However, the regimes that have so far managed to stay in power seem to be worst offenders. Syrian leader Bashar al-Assad went a step further than rhetoric when in May he hired mercenaries to storm the border into Israel. The mercenaries pretended to be legitimate demonstrators protesting Israel’s independence day; however reports indicated that these violent agitators were paid up to one-thousand dollars each by Assad’s regime to storm into Israel.
An Arab country that has so far largely managed to stay out of the international spotlight, Jordan, seems to be making use of the anti-Israel rhetoric tactic almost as an official government policy to distract its residents from the ills which plague their nation. This despite the fact that Jordan has a peace agreement with Israel, which among many other stipulations requires the transfer of fresh drinking water from Israel to Jordan, a desert country that has very little water of its own.
Jordan has not been immune to the Arab Spring. Large scale demonstrations for reform have taken place in the streets of Amman, the capital, but unlike other countries these have remained mostly peaceful. Many of the nation’s residents are frustrated that they are not properly represented in a government that is controlled by a minority population, the Hashemites. King Abdullah and many of the upper level decision makers in Jordan are Hashemites. The majority of the population is Palestinian, and their underrepresented delegation to the parliament has very little ability to effect policy.
As a result, and despite previously warm relations, there has been a dramatic change in the messages emanating from Amman with regards to Israel this year. These statements have been coming from all levels of the Jordanian government. The King, government run media outlets and many high ranking officials have all taken a more anti-Israel stance, suggesting that this new development is a change in policy in Amman. Unfortunately, this new policy takes positions that are not compatible with peace, friendly relations, a free press, open dialogue and democracy.
In referring to the Arab Spring, a movement wholly unrelated to Israel, King Abdullah said that it “was a good opportunity for some to ignore the core issue… that is, the future of Israelis and Palestinians.” In the same interview Abdullah accused Netanayhu of not being serious about peace.

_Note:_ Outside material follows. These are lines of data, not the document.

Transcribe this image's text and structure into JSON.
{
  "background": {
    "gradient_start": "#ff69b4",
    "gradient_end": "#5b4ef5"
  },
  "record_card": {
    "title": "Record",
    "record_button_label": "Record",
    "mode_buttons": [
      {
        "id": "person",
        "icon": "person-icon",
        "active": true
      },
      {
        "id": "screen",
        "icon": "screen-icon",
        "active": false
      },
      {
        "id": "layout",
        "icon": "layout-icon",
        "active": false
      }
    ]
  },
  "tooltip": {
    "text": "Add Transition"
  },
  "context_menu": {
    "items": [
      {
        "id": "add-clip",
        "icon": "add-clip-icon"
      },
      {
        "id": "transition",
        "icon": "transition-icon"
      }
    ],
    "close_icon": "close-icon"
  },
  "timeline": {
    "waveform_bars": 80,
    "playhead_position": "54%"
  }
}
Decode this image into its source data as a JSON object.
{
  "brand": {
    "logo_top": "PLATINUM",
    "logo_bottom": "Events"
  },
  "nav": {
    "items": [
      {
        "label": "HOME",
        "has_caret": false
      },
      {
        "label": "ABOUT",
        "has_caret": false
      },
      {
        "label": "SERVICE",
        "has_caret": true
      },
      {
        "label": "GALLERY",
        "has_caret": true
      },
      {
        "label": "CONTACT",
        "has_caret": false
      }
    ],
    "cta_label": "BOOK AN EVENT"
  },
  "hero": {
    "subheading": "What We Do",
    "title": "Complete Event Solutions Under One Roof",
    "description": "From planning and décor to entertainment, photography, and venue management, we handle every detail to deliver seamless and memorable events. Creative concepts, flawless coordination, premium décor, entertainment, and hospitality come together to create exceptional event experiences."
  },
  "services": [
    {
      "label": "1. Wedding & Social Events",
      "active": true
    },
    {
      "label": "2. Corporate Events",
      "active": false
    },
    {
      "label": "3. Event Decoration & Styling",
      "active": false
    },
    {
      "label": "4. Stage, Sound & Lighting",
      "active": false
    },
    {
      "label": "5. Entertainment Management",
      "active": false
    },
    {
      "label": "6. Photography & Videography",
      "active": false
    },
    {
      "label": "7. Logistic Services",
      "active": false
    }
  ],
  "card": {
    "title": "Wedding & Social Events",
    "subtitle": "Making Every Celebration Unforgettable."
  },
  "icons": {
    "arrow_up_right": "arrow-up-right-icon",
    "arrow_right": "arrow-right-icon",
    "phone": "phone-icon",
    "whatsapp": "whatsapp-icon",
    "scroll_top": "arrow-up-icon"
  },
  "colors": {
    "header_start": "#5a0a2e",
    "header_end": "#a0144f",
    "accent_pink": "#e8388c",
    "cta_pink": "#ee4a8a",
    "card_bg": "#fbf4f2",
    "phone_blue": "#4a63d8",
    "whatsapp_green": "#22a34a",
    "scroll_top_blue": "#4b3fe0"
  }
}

Jordanian Prime Minister Khasawneh, whose two predecessors were sacked as a result of popular protests, recently said that removing Hamas from Jordan was a mistake. Hamas is a terrorist organization that has murdered thousands of Israelis and many Americans. However, Hamas has recently enjoyed a boost in popularity in the Arab World due its deal with Israel to release a kidnapped Israeli in exchange for over 1,000 Arab prisoners, many of whom were convicted of murder. Khasawneh’s predecessors likely did not make such inflammatory statements. They were sacked for reasons completely unrelated to the Israeli-Palestinian conflict, yet Khasawneh focuses his attention on Israel instead of domestic reform.
The editor of the government run daily Al-Rai implied that the country’s peace agreement with Israel is in danger of being rescinded because Israel has become a “burden” to Jordan. He cited the King’s “diplomatic activity” as evidence to this. This despite previous statements from Jordanian officials touting the “thousands of positive aspects” of the peace agreement with Israel.
Verbally badgering Israel as a political tactic is a policy that only serves to cover up growing discontent and inequities. As the Jordanian population continues to see more of their brethren receive the rights that they all yearn for they will become less and less distracted by the anti-Israel “sideshow” their government is perpetuating. The people of Syria did not fall for these tactics and as a result, today, they received a comprehensive agreement brokered by the Arab League that may finally bring the change they were fighting for. If Jordanian leaders are to improve conditions at home they should focus their energies on making life better for their citizens and cease with their insistence on unwarranted verbal attacks on Israel.